**Exercise brief:**
Examine the data below and state how many lines contain "text", offering no other words.

**Exercise material:**
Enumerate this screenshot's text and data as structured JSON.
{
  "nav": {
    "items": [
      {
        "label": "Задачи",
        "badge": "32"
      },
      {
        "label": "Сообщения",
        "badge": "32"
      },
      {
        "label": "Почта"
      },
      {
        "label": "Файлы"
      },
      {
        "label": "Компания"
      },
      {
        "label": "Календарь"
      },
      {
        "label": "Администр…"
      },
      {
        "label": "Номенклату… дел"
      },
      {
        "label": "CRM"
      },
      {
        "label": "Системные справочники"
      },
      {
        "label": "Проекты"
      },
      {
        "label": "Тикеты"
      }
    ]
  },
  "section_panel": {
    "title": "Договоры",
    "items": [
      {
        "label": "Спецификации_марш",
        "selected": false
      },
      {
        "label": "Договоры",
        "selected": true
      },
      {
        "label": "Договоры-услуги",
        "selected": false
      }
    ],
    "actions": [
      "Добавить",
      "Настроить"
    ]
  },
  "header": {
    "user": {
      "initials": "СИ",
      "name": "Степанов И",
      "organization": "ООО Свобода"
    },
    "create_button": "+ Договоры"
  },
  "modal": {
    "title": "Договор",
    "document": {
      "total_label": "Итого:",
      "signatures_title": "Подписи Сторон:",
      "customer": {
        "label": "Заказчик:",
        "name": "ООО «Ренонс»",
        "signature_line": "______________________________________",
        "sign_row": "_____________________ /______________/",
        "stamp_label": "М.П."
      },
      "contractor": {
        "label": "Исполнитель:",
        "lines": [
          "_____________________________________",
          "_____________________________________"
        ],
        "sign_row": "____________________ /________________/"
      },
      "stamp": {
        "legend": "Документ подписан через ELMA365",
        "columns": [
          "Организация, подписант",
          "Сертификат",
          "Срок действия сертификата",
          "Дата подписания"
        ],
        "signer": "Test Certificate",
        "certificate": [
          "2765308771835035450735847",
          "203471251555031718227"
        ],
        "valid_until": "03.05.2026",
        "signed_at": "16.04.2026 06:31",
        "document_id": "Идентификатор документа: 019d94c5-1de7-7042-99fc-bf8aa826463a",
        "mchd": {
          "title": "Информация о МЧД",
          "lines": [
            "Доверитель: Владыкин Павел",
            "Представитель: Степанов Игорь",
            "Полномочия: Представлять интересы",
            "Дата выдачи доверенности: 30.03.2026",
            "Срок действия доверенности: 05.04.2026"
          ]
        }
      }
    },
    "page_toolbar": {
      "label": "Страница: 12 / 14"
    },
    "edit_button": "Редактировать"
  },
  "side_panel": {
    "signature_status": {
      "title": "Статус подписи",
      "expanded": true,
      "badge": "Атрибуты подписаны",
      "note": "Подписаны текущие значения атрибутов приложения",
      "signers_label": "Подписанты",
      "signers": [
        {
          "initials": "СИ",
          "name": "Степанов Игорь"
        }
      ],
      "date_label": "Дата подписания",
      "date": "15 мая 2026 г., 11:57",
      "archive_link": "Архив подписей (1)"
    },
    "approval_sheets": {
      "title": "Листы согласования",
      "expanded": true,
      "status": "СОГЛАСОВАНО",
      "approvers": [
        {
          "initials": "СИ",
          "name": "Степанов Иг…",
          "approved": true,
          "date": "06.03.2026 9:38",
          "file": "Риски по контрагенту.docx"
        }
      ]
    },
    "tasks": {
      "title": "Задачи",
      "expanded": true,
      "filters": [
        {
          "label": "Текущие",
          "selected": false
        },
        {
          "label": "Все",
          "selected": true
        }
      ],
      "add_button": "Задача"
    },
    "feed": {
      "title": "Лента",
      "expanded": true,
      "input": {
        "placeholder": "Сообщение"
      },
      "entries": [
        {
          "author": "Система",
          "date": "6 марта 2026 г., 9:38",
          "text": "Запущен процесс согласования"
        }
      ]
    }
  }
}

**Task response:**
2